YOUNGSTOWN, Ohio (WKBN) – Foxconn is looking for trained workers and Youngstown State University wants to provide them.

A partnership has been forged between Hon Hai Technology Group (Foxconn) and YSU for a national electric vehicle training center that will focus on helping to train workers for the emerging EV industry and build a workforce around advanced manufacturing, energy storage and other technology solutions, including AI, 5G and cybersecurity.

The training center will be on the Foxconn property in Lordstown. A formal deal is expected to be executed within a few months.

The training center is expected to have a national reach and generate a strong economic impact on the region and beyond, according to YSU President Jim Tressel.

The education will help support the electric vehicle industry and its workforce needs. It will address a knowledge and skilled experience gap and find people who want more specialized training.

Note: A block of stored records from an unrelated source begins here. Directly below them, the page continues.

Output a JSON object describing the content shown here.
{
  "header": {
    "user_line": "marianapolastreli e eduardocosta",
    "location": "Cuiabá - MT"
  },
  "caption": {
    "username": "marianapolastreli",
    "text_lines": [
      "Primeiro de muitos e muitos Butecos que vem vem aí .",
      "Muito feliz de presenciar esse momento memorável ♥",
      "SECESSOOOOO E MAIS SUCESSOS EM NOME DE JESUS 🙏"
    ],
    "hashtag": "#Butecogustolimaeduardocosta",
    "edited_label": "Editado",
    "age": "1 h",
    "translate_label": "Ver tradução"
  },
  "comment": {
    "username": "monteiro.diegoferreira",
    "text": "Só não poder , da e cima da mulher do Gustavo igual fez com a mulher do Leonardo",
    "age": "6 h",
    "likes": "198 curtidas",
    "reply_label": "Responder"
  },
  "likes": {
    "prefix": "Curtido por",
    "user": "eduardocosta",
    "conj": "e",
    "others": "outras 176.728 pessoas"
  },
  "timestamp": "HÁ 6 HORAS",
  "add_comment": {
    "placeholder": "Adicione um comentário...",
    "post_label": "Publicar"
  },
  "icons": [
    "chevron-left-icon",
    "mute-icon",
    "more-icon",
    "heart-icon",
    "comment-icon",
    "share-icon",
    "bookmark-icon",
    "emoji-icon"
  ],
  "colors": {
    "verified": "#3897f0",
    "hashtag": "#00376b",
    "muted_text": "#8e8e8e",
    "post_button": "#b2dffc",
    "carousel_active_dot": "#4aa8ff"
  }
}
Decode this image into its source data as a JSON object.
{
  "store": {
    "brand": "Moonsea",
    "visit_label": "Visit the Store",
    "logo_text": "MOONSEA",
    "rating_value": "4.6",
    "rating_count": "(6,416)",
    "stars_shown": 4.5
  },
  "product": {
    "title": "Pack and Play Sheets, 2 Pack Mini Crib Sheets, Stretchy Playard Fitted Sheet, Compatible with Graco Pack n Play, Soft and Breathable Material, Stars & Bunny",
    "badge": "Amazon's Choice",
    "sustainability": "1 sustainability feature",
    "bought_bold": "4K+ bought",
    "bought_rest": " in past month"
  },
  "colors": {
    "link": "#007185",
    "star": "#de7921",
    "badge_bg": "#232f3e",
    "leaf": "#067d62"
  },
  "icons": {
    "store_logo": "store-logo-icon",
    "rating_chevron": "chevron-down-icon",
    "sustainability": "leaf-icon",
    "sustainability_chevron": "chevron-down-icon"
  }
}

“On the other end of the spectrum, you have controls engineers or software engineers that will still meet up, and we have to change them at the same time. So, a mix of all talent and experience,” said Rick Rajaie, vice president of Foxconn operations.

In addition to Foxconn’s support, money for the center is expected to come from private funding from General Motors and Ultium Cells LLC and YSU.

Rajaie said 20 groups may want to produce an electric vehicle here. He knows the national training center will help him find workers.

“You have to tackle this workforce from very unorthodox, innovative fashion, which is the reason we’re here today,” he said.

Foxconn envisions its other partners being involved too, including suppliers who may end up having local facilities in the Voltage Valley. The center is expected to have a national reach to help the electric vehicle industry fill its needs.

“The only way we will seize this moment is to think big,” Tressel said.

The U.S. Department of Energy commissioned YSU earlier this year to conduct a national and regional labor market assessment which showed the need for a national workforce center focusing on apprenticeships, earning credentials and new learning modes.

“A national hub will help break down barriers and access to educational programming, create greater awareness of opportunities, and leverage standardized best practices that can be deployed across any geographic footprint,” said Jennifer Oddo, executive director of Workforce Education and Innovation at YSU.

Foxconn says it’s preparing to train and hire the students but also give them a trendy, high-end place to live, close to the plant.